"I can confirm that this plan is not going to receive officers' support."
They would refuse it under their own delegated powers, he said.
Earlier, planning consultant Steve Bott had told the planning committee that the proposal was partly intended to enable brother and sister Sarah Puckey and Mark Heims to return to Lowertown, where they were brought up, to be close to their elderly father David Heims.
The four affordable homes included would be single-storey, and three of the houses intended for sale on the open market would be occupied by Mrs Puckey, Mr Heims and fellow applicant Derek Towler.
"The site is suitable for the level of proposed development," said Mr Bott.
Many residents are opposed to the plan, saying they fear it will merge Lowertown with Helston, but Mr Bott said: "We consider a significant gap between Lowertown and Helston will still remain."
There was also concern over the situation with access to the site, from the only road through Lowertown.
Objector Owen Baker told the planning committee: "It's an accident blackspot waiting to happen."
He also said the development "would be out of keeping and out of character with the hamlet itself".
Town councillor Niall Devenish, who led the committee's deliberations, recommended refusal on a number of grounds.

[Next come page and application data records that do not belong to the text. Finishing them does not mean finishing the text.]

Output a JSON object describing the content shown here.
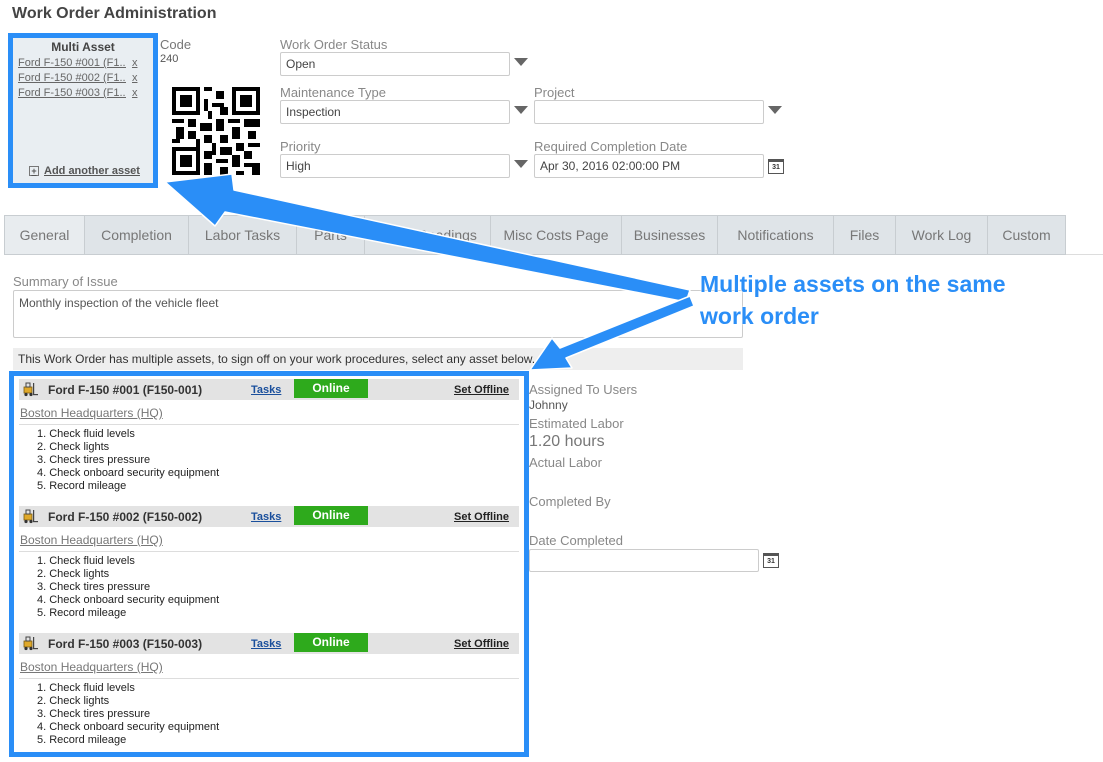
{
  "page": {
    "title": "Work Order Administration"
  },
  "multi_asset": {
    "title": "Multi Asset",
    "items": [
      {
        "label": "Ford F-150 #001 (F1...",
        "remove": "x"
      },
      {
        "label": "Ford F-150 #002 (F1...",
        "remove": "x"
      },
      {
        "label": "Ford F-150 #003 (F1...",
        "remove": "x"
      }
    ],
    "add_label": "Add another asset",
    "add_icon": "add-asset-icon"
  },
  "code": {
    "label": "Code",
    "value": "240"
  },
  "fields": {
    "status": {
      "label": "Work Order Status",
      "value": "Open"
    },
    "maintenance_type": {
      "label": "Maintenance Type",
      "value": "Inspection"
    },
    "project": {
      "label": "Project",
      "value": ""
    },
    "priority": {
      "label": "Priority",
      "value": "High"
    },
    "required_completion": {
      "label": "Required Completion Date",
      "value": "Apr 30, 2016 02:00:00 PM"
    },
    "calendar_icon_text": "31"
  },
  "tabs": [
    {
      "label": "General",
      "active": true
    },
    {
      "label": "Completion"
    },
    {
      "label": "Labor Tasks"
    },
    {
      "label": "Parts"
    },
    {
      "label": "Meter Readings"
    },
    {
      "label": "Misc Costs Page"
    },
    {
      "label": "Businesses"
    },
    {
      "label": "Notifications"
    },
    {
      "label": "Files"
    },
    {
      "label": "Work Log"
    },
    {
      "label": "Custom"
    }
  ],
  "summary": {
    "label": "Summary of Issue",
    "value": "Monthly inspection of the vehicle fleet"
  },
  "note": "This Work Order has multiple assets, to sign off on your work procedures, select any asset below.",
  "assets": [
    {
      "name": "Ford F-150 #001 (F150-001)",
      "tasks_label": "Tasks",
      "status": "Online",
      "offline_label": "Set Offline",
      "location": "Boston Headquarters (HQ)",
      "tasks": [
        "1. Check fluid levels",
        "2. Check lights",
        "3. Check tires pressure",
        "4. Check onboard security equipment",
        "5. Record mileage"
      ]
    },
    {
      "name": "Ford F-150 #002 (F150-002)",
      "tasks_label": "Tasks",
      "status": "Online",
      "offline_label": "Set Offline",
      "location": "Boston Headquarters (HQ)",
      "tasks": [
        "1. Check fluid levels",
        "2. Check lights",
        "3. Check tires pressure",
        "4. Check onboard security equipment",
        "5. Record mileage"
      ]
    },
    {
      "name": "Ford F-150 #003 (F150-003)",
      "tasks_label": "Tasks",
      "status": "Online",
      "offline_label": "Set Offline",
      "location": "Boston Headquarters (HQ)",
      "tasks": [
        "1. Check fluid levels",
        "2. Check lights",
        "3. Check tires pressure",
        "4. Check onboard security equipment",
        "5. Record mileage"
      ]
    }
  ],
  "right": {
    "assigned_label": "Assigned To Users",
    "assigned_value": "Johnny",
    "est_labor_label": "Estimated Labor",
    "est_labor_value": "1.20 hours",
    "actual_labor_label": "Actual Labor",
    "completed_by_label": "Completed By",
    "date_completed_label": "Date Completed"
  },
  "callout": {
    "line1": "Multiple assets on the same",
    "line2": "work order"
  },
  "colors": {
    "accent": "#2a8ef7",
    "online": "#2eaa1c",
    "tab_bg": "#dfe4e8"
  }
}
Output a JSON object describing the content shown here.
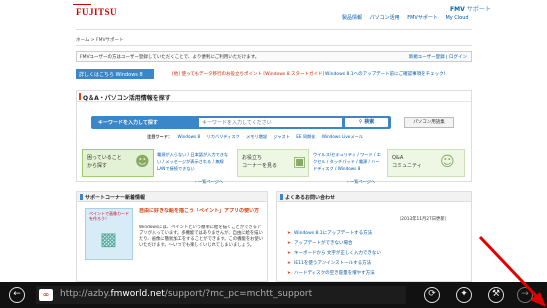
{
  "header": {
    "logo": "FUJITSU",
    "fmv": "FMV",
    "fmv_sub": "サポート",
    "links": [
      "製品情報",
      "パソコン活用",
      "FMVサポート",
      "My Cloud"
    ]
  },
  "breadcrumb": "ホーム > FMVサポート",
  "notice": {
    "text": "FMVユーザーの方はユーザー登録していただくことで、より便利にご利用いただけます。",
    "right": "新規ユーザー登録 | ログイン"
  },
  "banner": {
    "button": "詳しくはこちら Windows 8",
    "link1": "[他] 使ってもデータ移行のお役立ちポイント [Windows 8 スタートガイド]",
    "link2": "Windows 8.1へのアップデート前にご確認事項をチェック！"
  },
  "search_box": {
    "title": "Q＆A・パソコン活用情報を探す",
    "label": "キーワードを入力して探す",
    "placeholder": "キーワードを入力してください",
    "search_btn": "検索",
    "adv_btn": "パソコン用語集",
    "popular_label": "注目ワード：",
    "popular": [
      "Windows 8",
      "リカバリディスク",
      "メモリ増設",
      "ジャスト",
      "EE 同期化",
      "Windows Liveメール"
    ]
  },
  "tiles": [
    {
      "label": "困っていること\nから探す"
    },
    {
      "label": "お役立ち\nコーナーを見る"
    },
    {
      "label": "Q&A\nコミュニティ"
    }
  ],
  "tile_links1": [
    "電源が入らない / 日本語が入力できない / メッセージが表示される / 無線LANで接続できない"
  ],
  "tile_links2": [
    "ウイルス/セキュリティ / ワード / エクセル / タッチパッド / 電源 / ハードディスク / Windows 8"
  ],
  "more1": "一覧ページへ",
  "more2": "一覧ページへ",
  "corner": {
    "title": "サポートコーナー新着情報",
    "img_caption": "ペイントで画像カードを作ろう！",
    "headline": "自由に好きな絵を描こう「ペイント」アプリの使い方",
    "body": "Windowsには、ペイントという簡単に絵を描くことができるアプリが入っています。多機能ではありませんが、自由に絵を描いたり、画像に簡易加工をすることができます。この機能をお使いいただけます。〜いつでも楽しくいじれてしまいましょう。"
  },
  "faq": {
    "title": "よくあるお問い合わせ",
    "date": "（2013年11月27日更新）",
    "items": [
      "Windows 8.1にアップデートする方法",
      "アップデートができない場合",
      "キーボードから 文字が正しく入力できない",
      "IE11を使うアンインストールする方法",
      "ハードディスクの空き容量を増やす方法"
    ]
  },
  "addressbar": {
    "domain_pre": "http://azby.",
    "domain": "fmworld.net",
    "path": "/support/?mc_pc=mchtt_support"
  }
}
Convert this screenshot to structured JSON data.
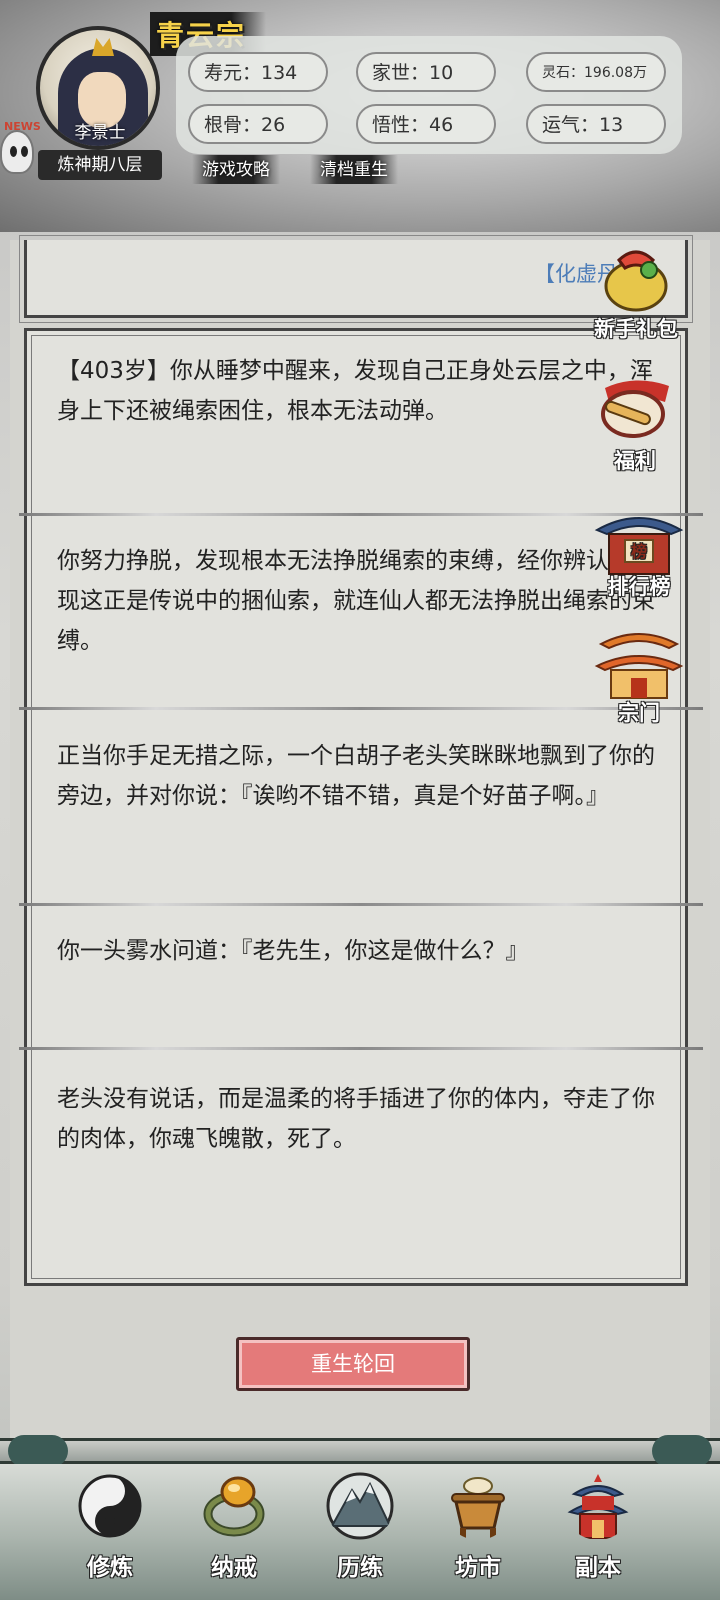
{
  "header": {
    "sect_name": "青云宗",
    "player_name": "李景士",
    "realm": "炼神期八层",
    "news_tag": "NEWS",
    "stats": [
      {
        "label": "寿元：134"
      },
      {
        "label": "家世：10"
      },
      {
        "label": "灵石：196.08万"
      },
      {
        "label": "根骨：26"
      },
      {
        "label": "悟性：46"
      },
      {
        "label": "运气：13"
      }
    ],
    "links": {
      "guide": "游戏攻略",
      "reset": "清档重生"
    }
  },
  "story": {
    "previous_item": "【化虚丹】",
    "paragraphs": [
      "【403岁】你从睡梦中醒来，发现自己正身处云层之中，浑身上下还被绳索困住，根本无法动弹。",
      "你努力挣脱，发现根本无法挣脱绳索的束缚，经你辨认，发现这正是传说中的捆仙索，就连仙人都无法挣脱出绳索的束缚。",
      "正当你手足无措之际，一个白胡子老头笑眯眯地飘到了你的旁边，并对你说：『诶哟不错不错，真是个好苗子啊。』",
      "你一头雾水问道：『老先生，你这是做什么？』",
      "老头没有说话，而是温柔的将手插进了你的体内，夺走了你的肉体，你魂飞魄散，死了。"
    ],
    "rebirth_button": "重生轮回"
  },
  "side_buttons": {
    "gift": "新手礼包",
    "welfare": "福利",
    "ranking": "排行榜",
    "sect": "宗门",
    "ranking_sign": "榜"
  },
  "nav": {
    "items": [
      {
        "label": "修炼",
        "icon": "yin-yang-icon"
      },
      {
        "label": "纳戒",
        "icon": "ring-icon"
      },
      {
        "label": "历练",
        "icon": "mountain-icon",
        "active": true
      },
      {
        "label": "坊市",
        "icon": "cauldron-icon"
      },
      {
        "label": "副本",
        "icon": "pagoda-icon"
      }
    ]
  }
}
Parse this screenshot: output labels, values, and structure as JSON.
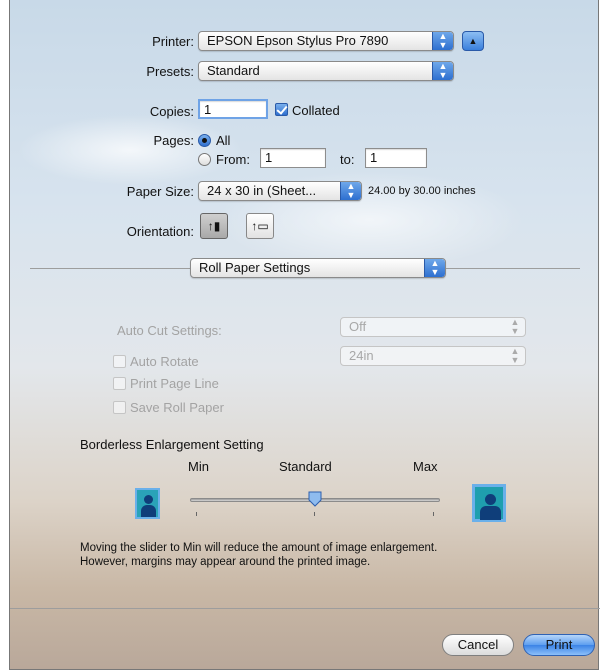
{
  "printer": {
    "label": "Printer:",
    "value": "EPSON Epson Stylus Pro 7890"
  },
  "presets": {
    "label": "Presets:",
    "value": "Standard"
  },
  "copies": {
    "label": "Copies:",
    "value": "1",
    "collated_label": "Collated",
    "collated": true
  },
  "pages": {
    "label": "Pages:",
    "all_label": "All",
    "from_label": "From:",
    "from_value": "1",
    "to_label": "to:",
    "to_value": "1",
    "selected": "All"
  },
  "paper_size": {
    "label": "Paper Size:",
    "value": "24 x 30 in (Sheet...",
    "dimensions": "24.00 by 30.00 inches"
  },
  "orientation": {
    "label": "Orientation:",
    "selected": "portrait"
  },
  "panel": {
    "value": "Roll Paper Settings"
  },
  "roll": {
    "auto_cut_label": "Auto Cut Settings:",
    "auto_cut_value": "Off",
    "auto_rotate_label": "Auto Rotate",
    "auto_rotate_value": "24in",
    "print_page_line_label": "Print Page Line",
    "save_roll_paper_label": "Save Roll Paper"
  },
  "borderless": {
    "title": "Borderless Enlargement Setting",
    "min_label": "Min",
    "standard_label": "Standard",
    "max_label": "Max",
    "slider_level": 0.5,
    "help_line1": "Moving the slider to Min will reduce the amount of image enlargement.",
    "help_line2": "However, margins may appear around the printed image."
  },
  "buttons": {
    "cancel": "Cancel",
    "print": "Print"
  },
  "colors": {
    "accent": "#3b83e6",
    "disabled_text": "#a3a3a3",
    "photo_bg": "#2aa3b8"
  }
}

These included access, the fact that it was clearly not supported by the local community, that in view of the "topography" of the site the new homes would be "overbearing" and not in keeping with the rural community, and that development could cause a flood risk elsewhere in Lowertown.